The palace of Matthias Corvinus, king of Hungary, in a volume dating from around 1490. The palace of Matthias Corvinus, king of Hungary, in a volume dating from around 1490.

Celebrating a Bond Between Hungary and the Medicis


By Roderick Conway Morris
FLORENCE, Italy 6 November 2013

 

Matthias Corvinus, king of Hungary from 1458 to 1490, formed an unusually close relationship with Lorenzo de' Medici, the head of the Medici clan from 1469 until his death in 1492.

This special bond, which made Hungary one of the first states north of the Alps to embrace Italian Renaissance art and thought, is the subject of an enlightening exhibition, 'Matthias Corvinus: Art and Humanism at the Court of the Hungarian King,' at the Dominican monastery of San Marco here.

The exhibition, displayed in the library, which was once one of Florence's most important intellectual meeting places, shows how both Lorenzo and Matthias made conscious use of expensive art to legitimize their positions.

The most imposing object is an intricate silk brocade throne hanging, densely embroidered in gilded silver thread with classical motifs including urns, eagles, cornucopias, garlands and Matthias's coat of arms. Designed by Antonio del Pollaiolo, this costly fabric - restored for this exhibition - not only records the sophistication of Florence's workshops, but also the vast sums that Matthias was prepared to spend on Florentine products to enhance his magnificence at home.

The show goes on to explore the various areas of cultural life in Hungary that were influenced by the constant comings and goings between Florence and Matthias's peripatetic court.

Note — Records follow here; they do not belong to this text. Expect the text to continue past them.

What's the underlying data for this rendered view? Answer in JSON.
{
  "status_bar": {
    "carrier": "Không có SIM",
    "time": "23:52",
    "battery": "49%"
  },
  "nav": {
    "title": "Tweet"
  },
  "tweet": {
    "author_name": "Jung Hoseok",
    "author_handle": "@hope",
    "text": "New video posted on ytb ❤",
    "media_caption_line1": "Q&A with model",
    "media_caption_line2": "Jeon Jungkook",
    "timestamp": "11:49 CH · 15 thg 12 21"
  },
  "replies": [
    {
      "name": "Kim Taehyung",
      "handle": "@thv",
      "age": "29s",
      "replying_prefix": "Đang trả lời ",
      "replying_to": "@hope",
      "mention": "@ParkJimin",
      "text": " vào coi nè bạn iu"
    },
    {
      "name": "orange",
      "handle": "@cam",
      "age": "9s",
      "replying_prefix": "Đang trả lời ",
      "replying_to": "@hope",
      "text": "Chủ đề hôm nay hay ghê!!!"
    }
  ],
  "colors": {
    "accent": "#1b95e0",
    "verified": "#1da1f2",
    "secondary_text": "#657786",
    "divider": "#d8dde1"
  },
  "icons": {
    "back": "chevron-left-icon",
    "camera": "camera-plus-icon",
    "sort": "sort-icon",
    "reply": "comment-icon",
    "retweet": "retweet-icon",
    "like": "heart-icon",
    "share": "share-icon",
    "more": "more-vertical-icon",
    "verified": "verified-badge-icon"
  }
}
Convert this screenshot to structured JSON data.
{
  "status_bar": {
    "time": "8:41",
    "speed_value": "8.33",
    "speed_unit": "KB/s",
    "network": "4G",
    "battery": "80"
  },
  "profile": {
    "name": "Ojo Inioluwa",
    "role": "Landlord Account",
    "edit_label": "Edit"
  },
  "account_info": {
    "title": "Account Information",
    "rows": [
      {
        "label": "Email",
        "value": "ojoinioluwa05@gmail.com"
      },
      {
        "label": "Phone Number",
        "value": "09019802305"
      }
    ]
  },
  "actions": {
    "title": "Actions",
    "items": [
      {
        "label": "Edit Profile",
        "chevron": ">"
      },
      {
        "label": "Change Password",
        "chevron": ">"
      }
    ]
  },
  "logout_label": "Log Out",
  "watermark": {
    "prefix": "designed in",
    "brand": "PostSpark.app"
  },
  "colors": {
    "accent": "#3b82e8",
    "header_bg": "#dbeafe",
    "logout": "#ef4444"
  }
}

Excavations of archaeological remains, some of them on show here, have confirmed contemporary descriptions of the king's efforts to transform his palace in Buda into a Renaissance residence through architectural additions, classical decorative elements in marble and bronze and the display of ancient Roman finds. These projects were paralleled in Florence itself, in the remodeling of the medieval Palazzo Vecchio in the city's central square.

Matthias's marriage in 1476 to Beatrice of Aragon, the daughter of King Ferdinand of Naples, brought another wave of Italian artists and intellectuals to Hungary. Many of them were Florentines, including Francesco Bandini, a close associate of the famous Florentine humanist Marsilio Ficino, and the architect Chimenti Camicia. Some fine examples of classically inspired sculpture survive from this time, among them a beautiful portrait bust of Beatrice at the age of about 18 by Francesco Laurana, an exceptional loan from the Frick Collection in New York.

Matthias's most ambitious and expensive humanist project of all was the amassing of a library of illuminated works to rival, even to surpass, any in Italy - many dazzling examples of which are on show here. Almost all of these were manufactured in Florence, giving long-term employment to scores of scribes and illuminators. When the king died suddenly in 1490, work abruptly ceased on these commissions, as witnessed here by an only partly illuminated volume of the never-to-be-completed, three-volume 'Matthias Corvinus Bible.' Some of the codices on show, left unfinished in Florence, were completed at Medici expense and ended up in their libraries.

Matthias Corvinus: Art and Humanism at the Court of the Hungarian King. Museo di San Marco, Florence. Through Jan. 6.


First published: International New York Times

© Roderick Conway Morris 1975-2016